(Material for this exercise begins)

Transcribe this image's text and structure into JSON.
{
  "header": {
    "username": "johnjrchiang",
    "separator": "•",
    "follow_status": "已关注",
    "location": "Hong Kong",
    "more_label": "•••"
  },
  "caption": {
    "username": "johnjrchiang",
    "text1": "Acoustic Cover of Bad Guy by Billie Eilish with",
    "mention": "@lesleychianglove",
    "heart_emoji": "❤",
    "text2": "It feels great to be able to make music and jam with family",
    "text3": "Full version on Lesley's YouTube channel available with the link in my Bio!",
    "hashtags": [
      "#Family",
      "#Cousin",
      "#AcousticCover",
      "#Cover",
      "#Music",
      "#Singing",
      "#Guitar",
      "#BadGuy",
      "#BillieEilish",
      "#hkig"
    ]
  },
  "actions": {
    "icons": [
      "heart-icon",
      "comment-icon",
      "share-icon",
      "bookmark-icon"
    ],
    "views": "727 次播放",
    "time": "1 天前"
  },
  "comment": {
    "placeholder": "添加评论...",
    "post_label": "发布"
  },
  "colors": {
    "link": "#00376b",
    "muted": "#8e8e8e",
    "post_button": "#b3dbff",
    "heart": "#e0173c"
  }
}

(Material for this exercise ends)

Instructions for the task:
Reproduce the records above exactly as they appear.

Response box:
Transcribe this image's text and structure into JSON.
{
  "header": {
    "username": "johnjrchiang",
    "separator": "•",
    "follow_status": "已关注",
    "location": "Hong Kong",
    "more_label": "•••"
  },
  "caption": {
    "username": "johnjrchiang",
    "text1": "Acoustic Cover of Bad Guy by Billie Eilish with",
    "mention": "@lesleychianglove",
    "heart_emoji": "❤",
    "text2": "It feels great to be able to make music and jam with family",
    "text3": "Full version on Lesley's YouTube channel available with the link in my Bio!",
    "hashtags": [
      "#Family",
      "#Cousin",
      "#AcousticCover",
      "#Cover",
      "#Music",
      "#Singing",
      "#Guitar",
      "#BadGuy",
      "#BillieEilish",
      "#hkig"
    ]
  },
  "actions": {
    "icons": [
      "heart-icon",
      "comment-icon",
      "share-icon",
      "bookmark-icon"
    ],
    "views": "727 次播放",
    "time": "1 天前"
  },
  "comment": {
    "placeholder": "添加评论...",
    "post_label": "发布"
  },
  "colors": {
    "link": "#00376b",
    "muted": "#8e8e8e",
    "post_button": "#b3dbff",
    "heart": "#e0173c"
  }
}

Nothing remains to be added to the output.